We’re officially back in bus/lunchbox/playground/learning/outrageously cranky afternoon mode. If the rest of the year goes as well as this week, I won’t have much to write about. (Scary, right?)
Lesson #1: The first day of school was far more emotional for me than Big (again) this year. How do I know? This is all we saw of him after racing to beat the bus so we—yes, I dragged the whole family—could say goodbye to him and send him off into his classroom. His back looked super excited to start 1st grade.
Lesson #2: It’s a good thing Big loves rules. According to him, his teacher has already scheduled conferences with three kids’ parents. (Who totally deserved it, of course. Rules are rules.) And, yes, you can bet I was on my best behavior at Back to School Night.
Lesson #3: You know that moment you really want to make a good first impression (like at the preschool meet and greet where it seems to be all new families)? Your baby doesn’t care.
Lesson #4: Distracting Pink by handing her my car keys may not have been my best move. When we left the school—an hour plus later—one of my rockin’ minivan doors was stuck open half way and all of the windows and sunroof were open. (Yes, she’s far more tech savvy than I am—I guarantee I couldn’t make all that happen if I tried.)
Lesson #5: I’m thinking that since Pink is too young to attend school, I might look into having her teach—yes, teach—at the local middle school. Her Tantrums and ‘Tude course could show even the sassiest tween girls a thing or two.
Lesson #6: While there’s no doubt Little still misses Big terribly while he’s in school, it’s Pink turn to go through the adjustment period of being stuck home alone with me. When we picked Little up from his first day (which went amazingly well), she was screaming his name (the only way she really says it anyway), giggling, and doing everything in her sloppy power to hug and kiss him.
Lesson #7: If the boys took care of Spidey (the hermit crab) the way they’re feeding and nurturing the plastic black cat flashlights and rubber bat they found in the Halloween decorations, that little guy would still be with us.
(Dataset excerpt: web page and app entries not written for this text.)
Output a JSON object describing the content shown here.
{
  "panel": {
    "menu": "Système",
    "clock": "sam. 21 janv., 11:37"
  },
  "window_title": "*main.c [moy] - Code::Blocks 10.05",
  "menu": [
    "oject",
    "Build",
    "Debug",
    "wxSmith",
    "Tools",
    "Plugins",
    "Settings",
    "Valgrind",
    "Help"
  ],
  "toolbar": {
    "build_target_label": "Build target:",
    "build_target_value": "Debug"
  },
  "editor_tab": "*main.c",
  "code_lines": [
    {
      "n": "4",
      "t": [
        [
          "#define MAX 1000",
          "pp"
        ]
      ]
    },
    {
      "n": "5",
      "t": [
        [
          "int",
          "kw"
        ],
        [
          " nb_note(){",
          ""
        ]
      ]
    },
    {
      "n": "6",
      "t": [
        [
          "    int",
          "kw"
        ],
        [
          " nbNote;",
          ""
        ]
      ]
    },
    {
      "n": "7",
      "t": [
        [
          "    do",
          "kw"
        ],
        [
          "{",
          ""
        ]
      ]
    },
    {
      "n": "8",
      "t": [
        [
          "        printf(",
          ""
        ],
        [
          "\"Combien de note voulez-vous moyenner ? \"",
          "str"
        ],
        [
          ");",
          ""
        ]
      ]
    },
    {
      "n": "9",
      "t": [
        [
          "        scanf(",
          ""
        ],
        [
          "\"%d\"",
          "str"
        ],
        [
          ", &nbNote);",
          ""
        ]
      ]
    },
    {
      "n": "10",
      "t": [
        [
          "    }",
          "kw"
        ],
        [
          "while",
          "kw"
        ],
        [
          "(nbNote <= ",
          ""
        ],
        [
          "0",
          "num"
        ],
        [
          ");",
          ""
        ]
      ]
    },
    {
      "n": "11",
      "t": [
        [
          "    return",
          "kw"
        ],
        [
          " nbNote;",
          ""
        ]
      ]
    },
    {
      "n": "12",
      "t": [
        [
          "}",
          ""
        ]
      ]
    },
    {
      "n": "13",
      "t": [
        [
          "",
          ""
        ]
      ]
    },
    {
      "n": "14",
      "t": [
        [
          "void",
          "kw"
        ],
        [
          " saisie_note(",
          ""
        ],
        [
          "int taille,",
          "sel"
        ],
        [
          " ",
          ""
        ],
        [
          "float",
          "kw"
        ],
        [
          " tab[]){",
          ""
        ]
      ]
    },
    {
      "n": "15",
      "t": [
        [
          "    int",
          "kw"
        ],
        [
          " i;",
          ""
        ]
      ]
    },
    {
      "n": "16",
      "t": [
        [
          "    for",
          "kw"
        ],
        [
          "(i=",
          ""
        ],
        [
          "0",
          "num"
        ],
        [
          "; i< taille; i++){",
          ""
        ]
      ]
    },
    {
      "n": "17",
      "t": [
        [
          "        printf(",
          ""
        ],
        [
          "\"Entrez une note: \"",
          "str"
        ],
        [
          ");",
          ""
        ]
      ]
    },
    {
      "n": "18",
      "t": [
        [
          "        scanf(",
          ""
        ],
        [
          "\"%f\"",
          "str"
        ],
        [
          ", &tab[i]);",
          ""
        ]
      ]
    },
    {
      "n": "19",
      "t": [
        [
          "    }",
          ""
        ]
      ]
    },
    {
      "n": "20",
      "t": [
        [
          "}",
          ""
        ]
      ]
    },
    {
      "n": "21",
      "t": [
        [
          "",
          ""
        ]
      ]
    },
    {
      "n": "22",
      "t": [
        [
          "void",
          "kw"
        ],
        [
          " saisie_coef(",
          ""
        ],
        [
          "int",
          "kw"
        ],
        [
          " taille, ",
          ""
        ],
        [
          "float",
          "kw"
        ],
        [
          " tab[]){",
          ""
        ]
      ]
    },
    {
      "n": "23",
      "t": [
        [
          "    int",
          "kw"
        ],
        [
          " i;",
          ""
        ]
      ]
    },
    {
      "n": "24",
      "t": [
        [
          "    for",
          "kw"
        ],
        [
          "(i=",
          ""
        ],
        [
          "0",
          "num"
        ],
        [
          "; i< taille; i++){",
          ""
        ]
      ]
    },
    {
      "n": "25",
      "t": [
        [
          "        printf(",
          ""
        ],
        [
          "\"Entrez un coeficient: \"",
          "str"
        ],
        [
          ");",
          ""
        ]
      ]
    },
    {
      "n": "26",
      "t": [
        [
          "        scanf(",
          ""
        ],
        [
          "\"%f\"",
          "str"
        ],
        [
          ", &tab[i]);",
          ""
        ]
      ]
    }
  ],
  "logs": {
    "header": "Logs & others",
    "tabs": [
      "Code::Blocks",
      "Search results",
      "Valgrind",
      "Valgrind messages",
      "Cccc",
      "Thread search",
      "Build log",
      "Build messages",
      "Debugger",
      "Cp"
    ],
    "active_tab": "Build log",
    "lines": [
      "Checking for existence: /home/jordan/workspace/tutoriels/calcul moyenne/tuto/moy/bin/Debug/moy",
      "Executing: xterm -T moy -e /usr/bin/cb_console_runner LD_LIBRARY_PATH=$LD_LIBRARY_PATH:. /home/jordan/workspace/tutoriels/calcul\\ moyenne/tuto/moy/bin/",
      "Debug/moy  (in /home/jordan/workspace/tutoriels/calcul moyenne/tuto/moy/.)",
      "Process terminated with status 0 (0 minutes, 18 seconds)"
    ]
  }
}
Lesson #8: It’s a good thing Big lifts weights. (At least that’s what he said when I asked him for to carry a big disposable aluminum pan of burger-ready lettuce pieces a couple blocks.)
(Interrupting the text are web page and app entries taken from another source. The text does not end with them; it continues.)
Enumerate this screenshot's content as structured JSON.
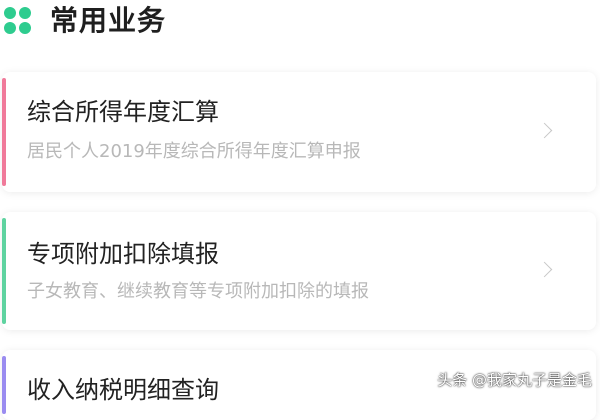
{
  "section": {
    "title": "常用业务",
    "icon": "clover-icon",
    "icon_color": "#2ecc8f"
  },
  "services": [
    {
      "title": "综合所得年度汇算",
      "subtitle": "居民个人2019年度综合所得年度汇算申报",
      "accent_color": "#f07a9a",
      "icon": "chevron-right-icon"
    },
    {
      "title": "专项附加扣除填报",
      "subtitle": "子女教育、继续教育等专项附加扣除的填报",
      "accent_color": "#5fd3a0",
      "icon": "chevron-right-icon"
    },
    {
      "title": "收入纳税明细查询",
      "accent_color": "#9a8cf0"
    }
  ],
  "watermark": "头条 @我家丸子是金毛"
}
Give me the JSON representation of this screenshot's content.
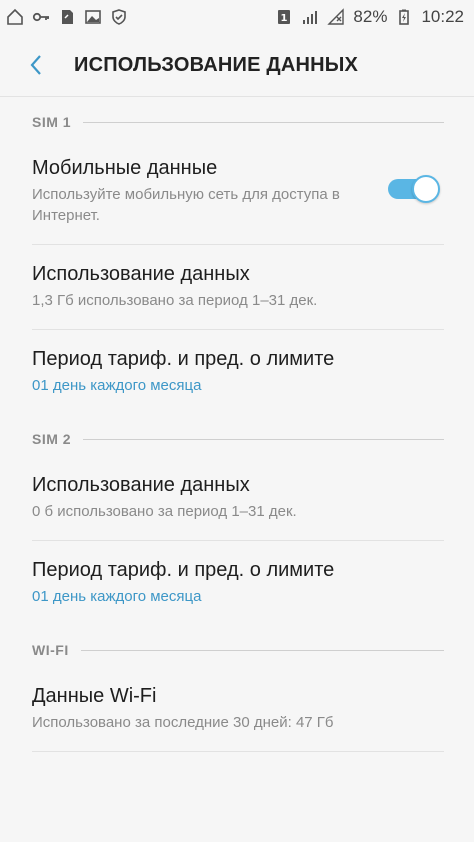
{
  "statusbar": {
    "sim_badge": "1",
    "battery": "82%",
    "time": "10:22"
  },
  "header": {
    "title": "ИСПОЛЬЗОВАНИЕ ДАННЫХ"
  },
  "sections": {
    "sim1": {
      "label": "SIM 1",
      "mobile_data": {
        "title": "Мобильные данные",
        "subtitle": "Используйте мобильную сеть для доступа в Интернет.",
        "enabled": true
      },
      "usage": {
        "title": "Использование данных",
        "subtitle": "1,3 Гб использовано за период 1–31 дек."
      },
      "billing": {
        "title": "Период тариф. и пред. о лимите",
        "subtitle": "01 день каждого месяца"
      }
    },
    "sim2": {
      "label": "SIM 2",
      "usage": {
        "title": "Использование данных",
        "subtitle": "0 б использовано за период 1–31 дек."
      },
      "billing": {
        "title": "Период тариф. и пред. о лимите",
        "subtitle": "01 день каждого месяца"
      }
    },
    "wifi": {
      "label": "WI-FI",
      "data": {
        "title": "Данные Wi-Fi",
        "subtitle": "Использовано за последние 30 дней: 47 Гб"
      }
    }
  },
  "colors": {
    "accent": "#3d97c7",
    "toggle_on": "#5ab6e4"
  }
}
Lesson #9: Sometimes someone else’s words capture an experience better than your own. Like my friend (and neighbor), Amy’s. “There’s a port-a-potty in front of our house. The DJ is warming up. The tweens are playing with the tots, who are all anticipating the cake walk. The grills are fired up, the kegs are flowing and the blenders are whirling. The disco ball is suspended across the street. We’re all bringing our yummiest treats. The old fire truck is giving rides. It must be the annual neighborhood party!” (Though somehow this doesn’t capture the excitement of being the only parent to three kids—including one sick baby—while their dad was in Pasadena, 5 hours into a UCLA tailgate party.)
Lesson #10: My three-year old is smarter than I am now. I’ve been telling him if he keeps burping at the table, he’ll have to go eat by himself in the garage. So today, when I wouldn’t let him eat breakfast out there, he explained ‘no’ actually wasn’t an option. He had to—it was his punishment from burping too much. Touche.
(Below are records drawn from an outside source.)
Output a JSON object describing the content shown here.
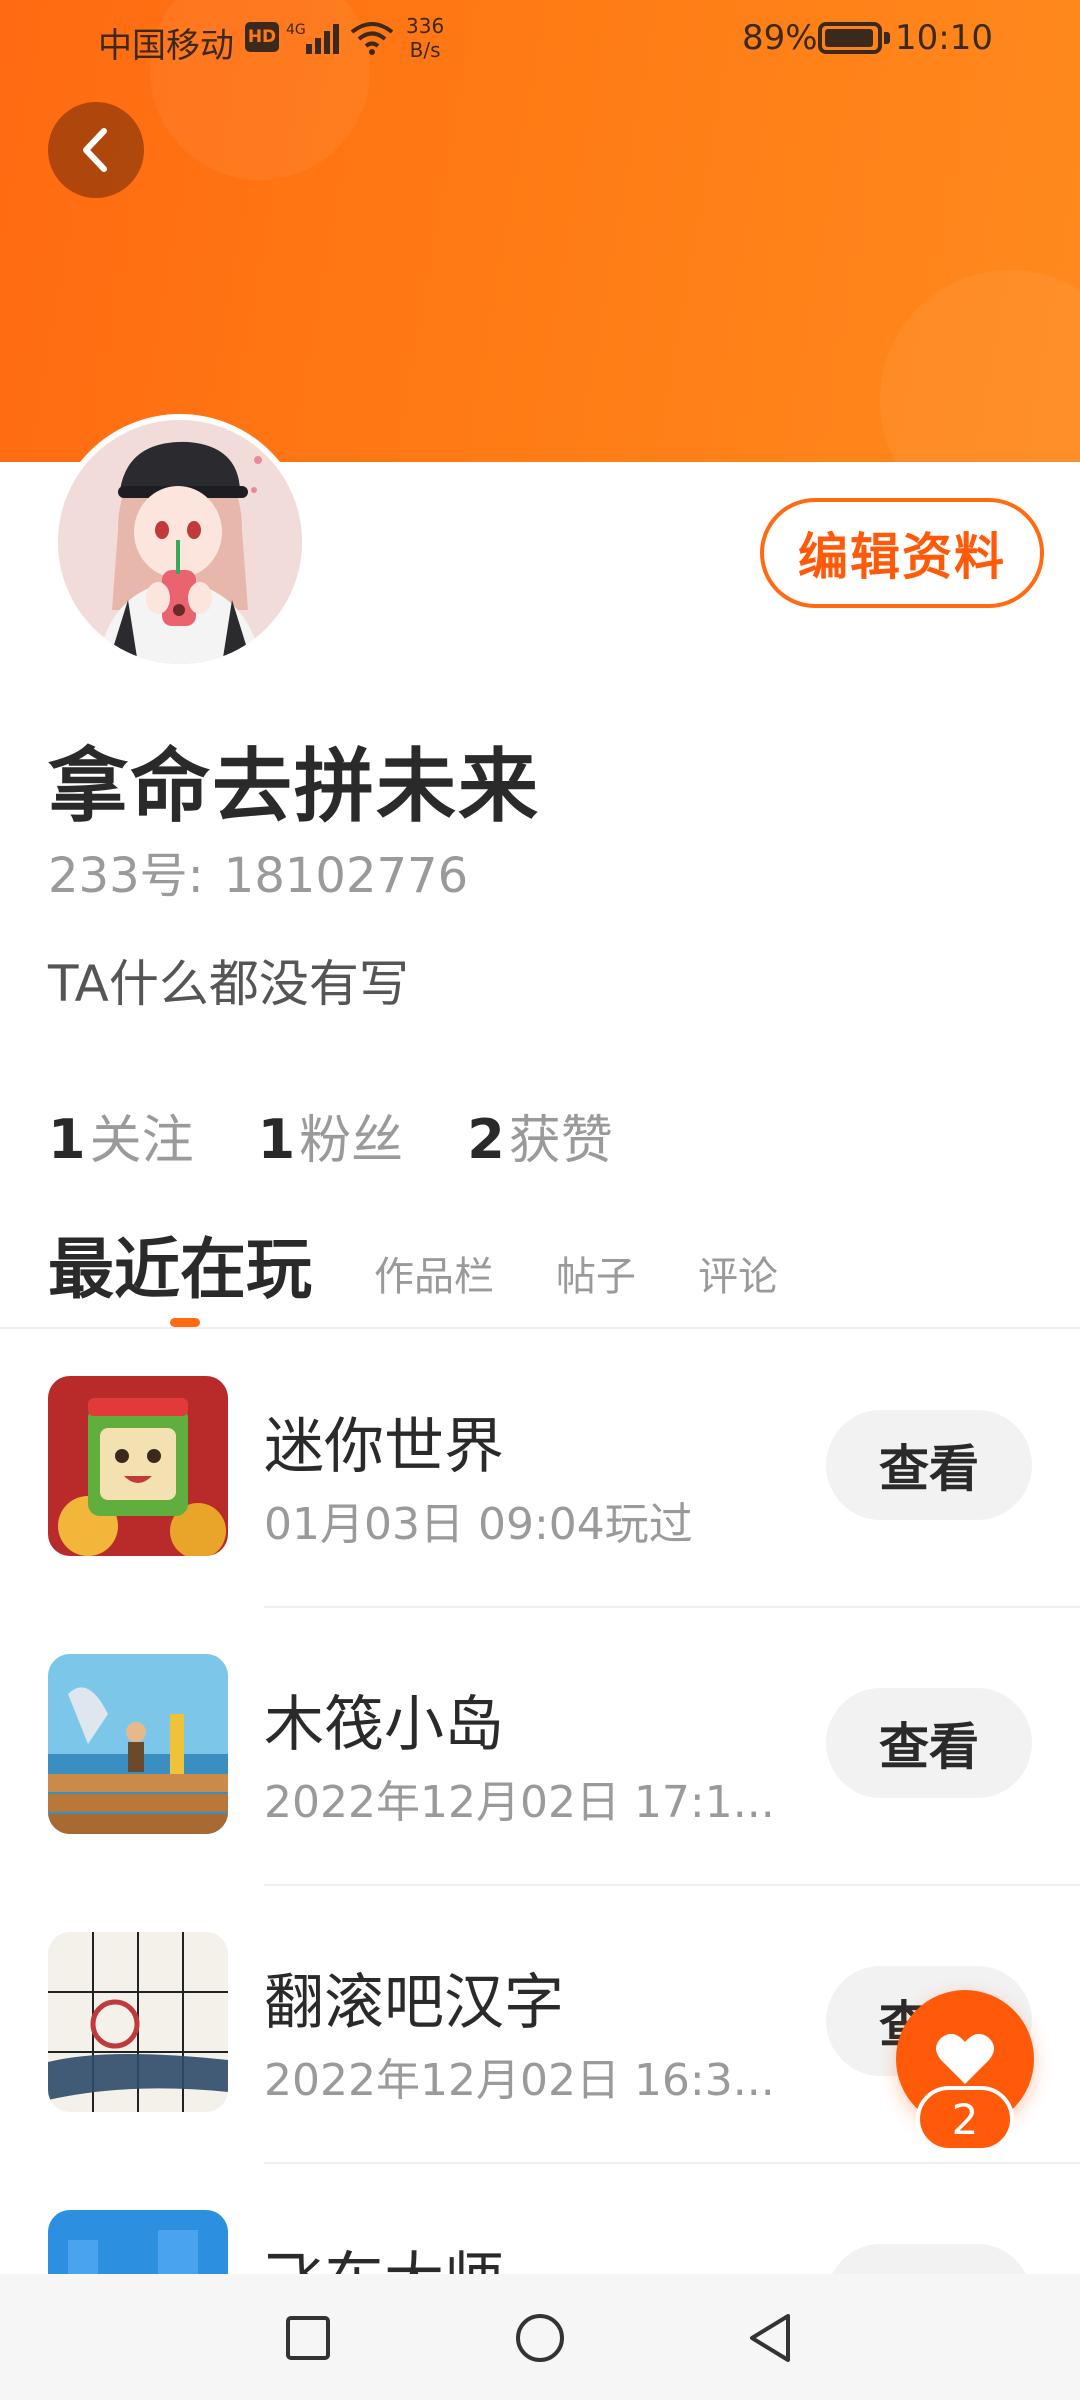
{
  "status_bar": {
    "carrier": "中国移动",
    "hd": "HD",
    "net": "4G",
    "speed_value": "336",
    "speed_unit": "B/s",
    "battery": "89%",
    "time": "10:10"
  },
  "profile": {
    "edit_label": "编辑资料",
    "nickname": "拿命去拼未来",
    "uid_label": "233号:",
    "uid_value": "18102776",
    "bio": "TA什么都没有写",
    "stats": [
      {
        "num": "1",
        "label": "关注"
      },
      {
        "num": "1",
        "label": "粉丝"
      },
      {
        "num": "2",
        "label": "获赞"
      }
    ]
  },
  "tabs": [
    {
      "label": "最近在玩",
      "active": true
    },
    {
      "label": "作品栏",
      "active": false
    },
    {
      "label": "帖子",
      "active": false
    },
    {
      "label": "评论",
      "active": false
    }
  ],
  "games": [
    {
      "name": "迷你世界",
      "time": "01月03日 09:04玩过",
      "button": "查看",
      "icon": "mini-world-icon"
    },
    {
      "name": "木筏小岛",
      "time": "2022年12月02日 17:1...",
      "button": "查看",
      "icon": "raft-island-icon"
    },
    {
      "name": "翻滚吧汉字",
      "time": "2022年12月02日 16:3...",
      "button": "查看",
      "icon": "hanzi-game-icon"
    },
    {
      "name": "飞车大师",
      "time": "",
      "button": "",
      "icon": "racing-game-icon"
    }
  ],
  "like_fab": {
    "count": "2"
  },
  "colors": {
    "accent": "#ff6a12",
    "banner": "#ff7a14"
  }
}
Come on now, you didn’t believe I’d really have nothing to write, did you? Here’s to a new school year of a bit of learning and lots of laughs (for us parents, that is).